It is good that Germany and China are engaged in dialogue, but it would be better if Europe were represented by one voice, says Matthias von Hein, head of DW's Chinese department.
Matthias von Hein
Much of politics is symbolism. And when half of the German cabinet travels to Beijing to meet with eight Chinese ministers to read out prepared declarations and sign one agreement after another, it is symbolic of how important each is to the other and how strong relations have become.
There were no surprises, no big news, no drama during these consultations - proof of the relationship's maturity. All in all, Chancellor Merkel's meeting with Chinese Prime Minister Wen Jiabao went according to plan.
It had been expected that China would carefully signal support for the euro - without making any clear concessions. China itself is suffering under the weak euro, as the beleaguered Europeans are spending less money on Chinese goods. But Europe is China's number-one export market. China also has the world's largest foreign currency reserves; it has over 3 trillion US dollars. Of that, 500 billion are in state mutual funds which could be used to buy Italian, Spanish or Greek government bonds. Nonetheless, it is more likely China will choose to go through the International Monetary Fund (IMF), should it want to invest more money in the euro. That would ensure less risk is involved and it would give China the option of demanding a political price: more say in the IMF.
This year marks the fourth decade of diplomatic ties between China and Germany. Since diplomatic relations started, the balance of world power has dramatically changed. Forty years ago, Mao Zedong was still the leader of China - a country which had been swallowed up by the chaos of his Cultural Revolution and was almost completely closed off to all other countries. Today, we live in an era of growing mutual dependencies. China is the world's second largest economic power and Germany's second largest trading partner outside of Europe. Nearly every political problem of international importance has a Chinese dimension.
Other than the euro crisis, there are the Syrian and Iranian conflicts as well as environmental issues. You don't have to love China - especially not its political class - but you have to talk with it.
That is why it is a good thing that the German Chancellor met with China's next generation of politicians. China's Communist Party will change its leadership at its party convention which is expected to be held some time in autumn. The date has not yet been set but at least the list of participants has been written.

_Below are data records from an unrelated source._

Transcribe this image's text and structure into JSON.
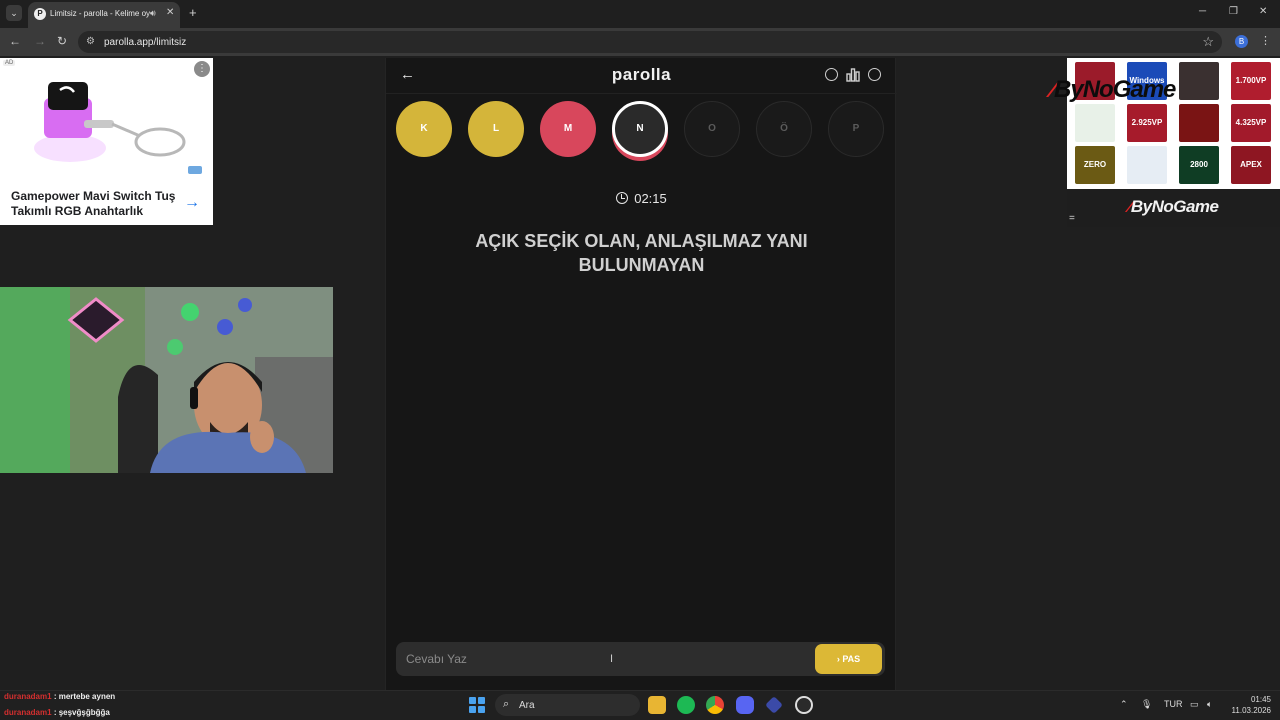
{
  "browser": {
    "tab_title": "Limitsiz - parolla - Kelime oyunu",
    "url": "parolla.app/limitsiz",
    "profile_initial": "B"
  },
  "ad_left": {
    "badge": "AD",
    "title": "Gamepower Mavi Switch Tuş Takımlı RGB Anahtarlık"
  },
  "app": {
    "brand": "parolla",
    "letters": [
      {
        "letter": "K",
        "state": "correct",
        "color": "#d4b53a",
        "text_color": "#ffffff"
      },
      {
        "letter": "L",
        "state": "correct",
        "color": "#d4b53a",
        "text_color": "#ffffff"
      },
      {
        "letter": "M",
        "state": "wrong",
        "color": "#d8475c",
        "text_color": "#ffffff"
      },
      {
        "letter": "N",
        "state": "current",
        "color": "#2a2a2a",
        "text_color": "#ffffff"
      },
      {
        "letter": "O",
        "state": "pending",
        "color": "#1a1a1a",
        "text_color": "#5b5b5b"
      },
      {
        "letter": "Ö",
        "state": "pending",
        "color": "#1a1a1a",
        "text_color": "#5b5b5b"
      },
      {
        "letter": "P",
        "state": "pending",
        "color": "#1a1a1a",
        "text_color": "#5b5b5b"
      }
    ],
    "timer": "02:15",
    "question": "AÇIK SEÇİK OLAN, ANLAŞILMAZ YANI BULUNMAYAN",
    "answer_placeholder": "Cevabı Yaz",
    "pass_label": "PAS"
  },
  "right_ad": {
    "logo": "ByNoGame",
    "tiles": [
      "",
      "Windows",
      "",
      "1.700VP",
      "",
      "2.925VP",
      "",
      "4.325VP",
      "ZERO",
      "",
      "2800",
      "APEX"
    ],
    "banner": "ByNoGame"
  },
  "chat": [
    {
      "user": "duranadam1",
      "message": ": mertebe aynen"
    },
    {
      "user": "duranadam1",
      "message": ": şeşvğşğbğğa"
    }
  ],
  "taskbar": {
    "search": "Ara",
    "lang": "TUR",
    "time": "01:45",
    "date": "11.03.2026"
  },
  "colors": {
    "accent_yellow": "#dcb836",
    "accent_red": "#d8475c",
    "bg": "#161616"
  }
}
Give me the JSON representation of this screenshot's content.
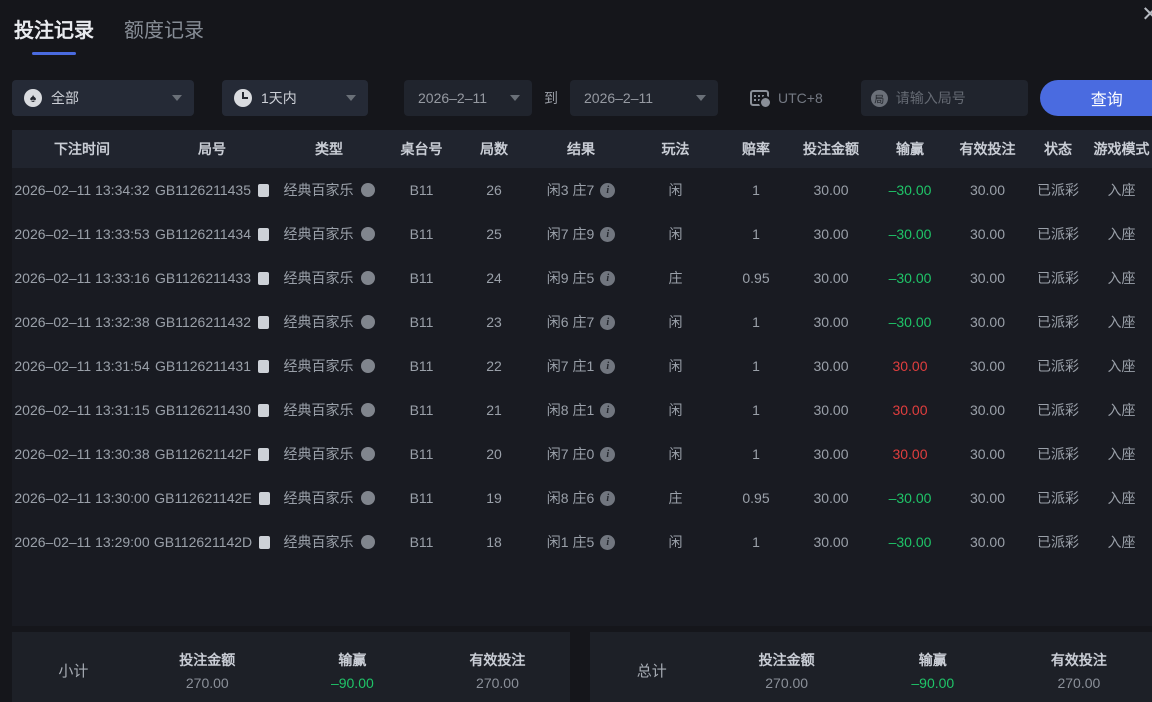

China is an important, yet difficult partner. That also means Germany has to show resolve in representing its own interests. Germany is an important voice. But unfortunately, it is just one in a choir of 28 European voices. If Europe wants to represent, protect and keep its interests in a changing world, its voices must unite. It is a compliment that China sees Germany as its key partner in Europe. But it must not be forgotten that Europe will only get anywhere as one.